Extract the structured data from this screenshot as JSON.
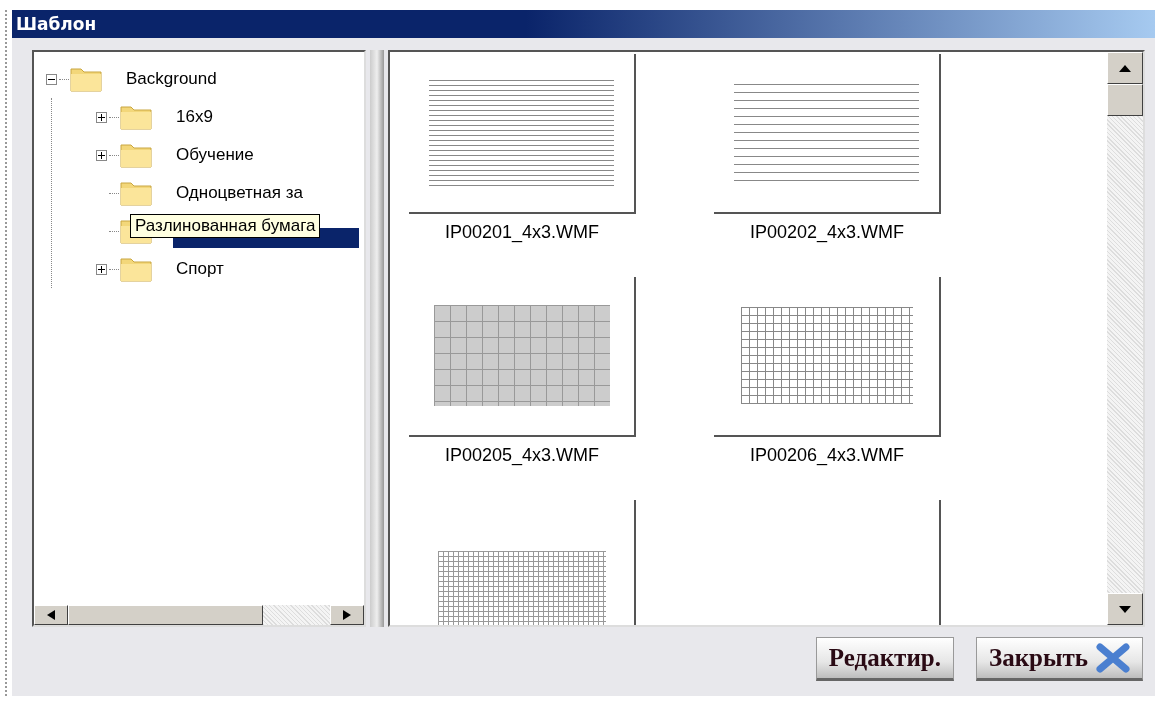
{
  "window": {
    "title": "Шаблон"
  },
  "tree": [
    {
      "label": "Background",
      "expanded": true,
      "selected": false,
      "children": [
        {
          "label": "16x9",
          "expanded": false,
          "selected": false
        },
        {
          "label": "Обучение",
          "expanded": false,
          "selected": false
        },
        {
          "label": "Одноцветная за",
          "selected": false
        },
        {
          "selected": true,
          "tooltip": "Разлинованная бумага"
        },
        {
          "label": "Спорт",
          "expanded": false,
          "selected": false
        }
      ]
    }
  ],
  "thumbnails": [
    {
      "kind": "lined-dense",
      "caption": "IP00201_4x3.WMF"
    },
    {
      "kind": "lined",
      "caption": "IP00202_4x3.WMF"
    },
    {
      "kind": "grid-shaded",
      "caption": "IP00205_4x3.WMF"
    },
    {
      "kind": "grid",
      "caption": "IP00206_4x3.WMF"
    },
    {
      "kind": "grid-fine"
    },
    {
      "kind": "blank"
    }
  ],
  "buttons": [
    {
      "label": "Редактир.",
      "kind": "edit"
    },
    {
      "label": "Закрыть",
      "kind": "close"
    }
  ]
}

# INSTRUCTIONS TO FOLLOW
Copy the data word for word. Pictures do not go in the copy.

# WORKED SOLUTION
Extract the structured data from this screenshot as JSON.
{
  "window": {
    "title": "Шаблон"
  },
  "tree": [
    {
      "label": "Background",
      "expanded": true,
      "selected": false,
      "children": [
        {
          "label": "16x9",
          "expanded": false,
          "selected": false
        },
        {
          "label": "Обучение",
          "expanded": false,
          "selected": false
        },
        {
          "label": "Одноцветная за",
          "selected": false
        },
        {
          "selected": true,
          "tooltip": "Разлинованная бумага"
        },
        {
          "label": "Спорт",
          "expanded": false,
          "selected": false
        }
      ]
    }
  ],
  "thumbnails": [
    {
      "kind": "lined-dense",
      "caption": "IP00201_4x3.WMF"
    },
    {
      "kind": "lined",
      "caption": "IP00202_4x3.WMF"
    },
    {
      "kind": "grid-shaded",
      "caption": "IP00205_4x3.WMF"
    },
    {
      "kind": "grid",
      "caption": "IP00206_4x3.WMF"
    },
    {
      "kind": "grid-fine"
    },
    {
      "kind": "blank"
    }
  ],
  "buttons": [
    {
      "label": "Редактир.",
      "kind": "edit"
    },
    {
      "label": "Закрыть",
      "kind": "close"
    }
  ]
}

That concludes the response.